Information supplied:
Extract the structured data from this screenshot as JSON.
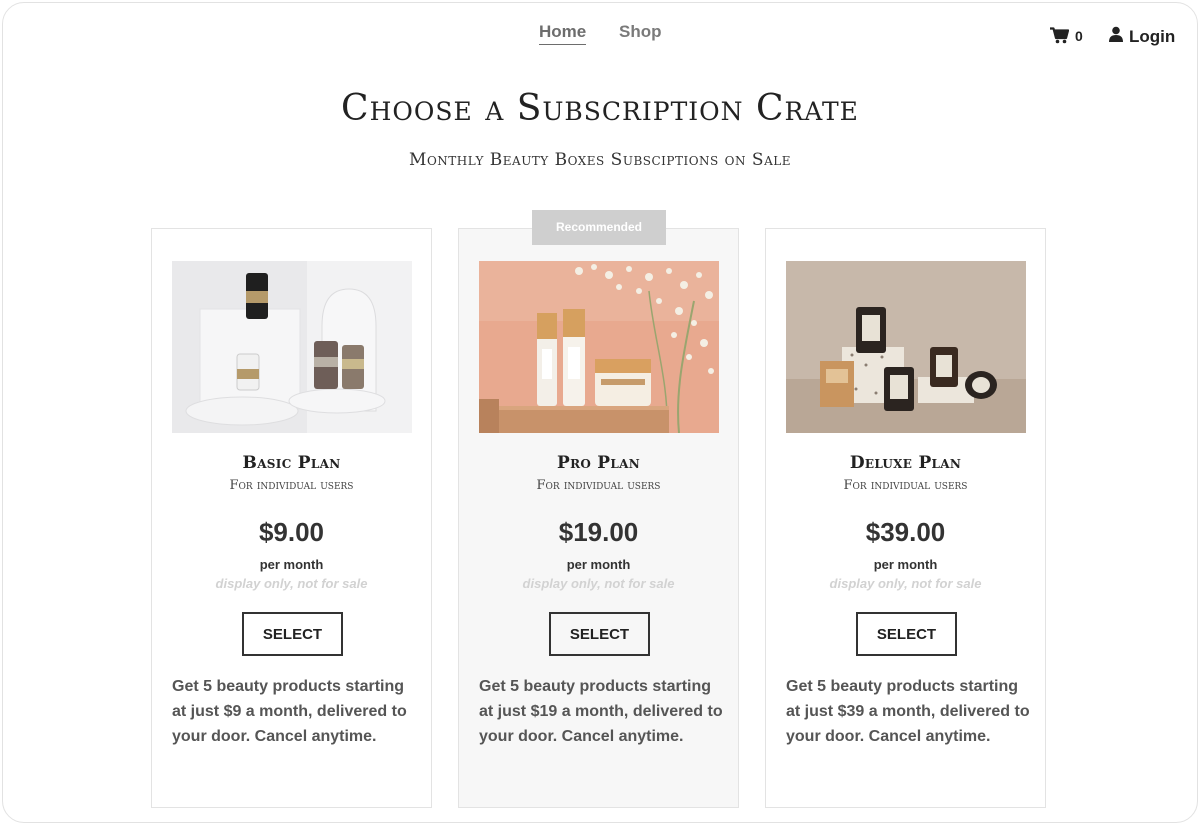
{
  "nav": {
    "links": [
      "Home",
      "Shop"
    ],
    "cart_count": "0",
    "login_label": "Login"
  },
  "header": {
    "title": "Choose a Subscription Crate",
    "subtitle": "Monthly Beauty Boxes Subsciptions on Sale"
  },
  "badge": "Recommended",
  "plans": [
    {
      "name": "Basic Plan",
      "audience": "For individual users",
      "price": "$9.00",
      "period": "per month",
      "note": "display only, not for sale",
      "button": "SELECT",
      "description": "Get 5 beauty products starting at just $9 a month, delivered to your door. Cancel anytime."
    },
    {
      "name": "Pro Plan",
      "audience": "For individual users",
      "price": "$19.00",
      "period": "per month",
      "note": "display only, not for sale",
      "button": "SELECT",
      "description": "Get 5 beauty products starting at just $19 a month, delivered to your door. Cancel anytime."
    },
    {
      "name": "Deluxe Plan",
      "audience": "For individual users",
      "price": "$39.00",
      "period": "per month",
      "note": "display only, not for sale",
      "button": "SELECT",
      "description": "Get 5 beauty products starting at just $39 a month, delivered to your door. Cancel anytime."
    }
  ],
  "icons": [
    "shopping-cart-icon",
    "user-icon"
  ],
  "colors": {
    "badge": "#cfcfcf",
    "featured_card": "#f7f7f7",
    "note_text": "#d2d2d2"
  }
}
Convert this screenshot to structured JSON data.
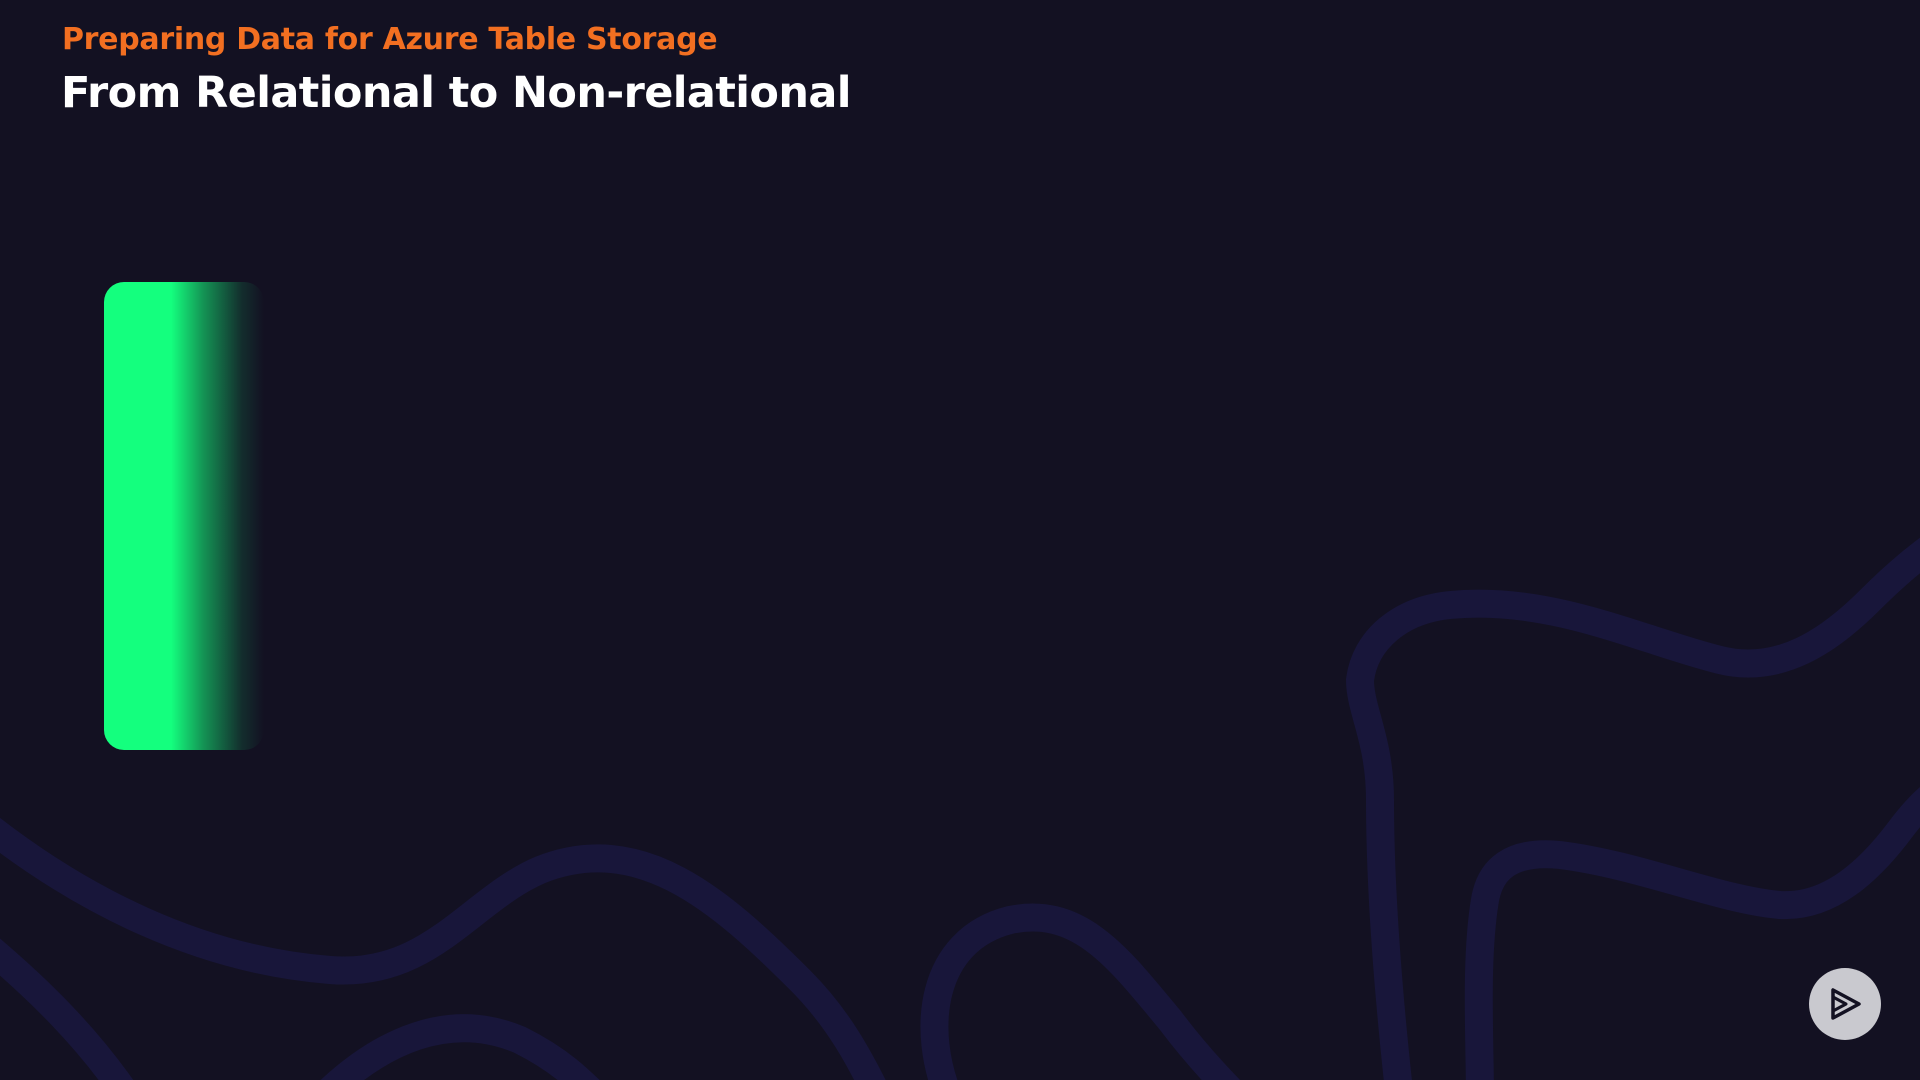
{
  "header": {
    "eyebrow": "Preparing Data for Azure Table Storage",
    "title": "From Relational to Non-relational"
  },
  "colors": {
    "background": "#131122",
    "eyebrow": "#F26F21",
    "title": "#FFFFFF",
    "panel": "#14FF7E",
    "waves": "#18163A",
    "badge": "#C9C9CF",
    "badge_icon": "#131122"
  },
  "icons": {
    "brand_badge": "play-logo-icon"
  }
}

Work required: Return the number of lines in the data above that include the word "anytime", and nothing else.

Answer space: 3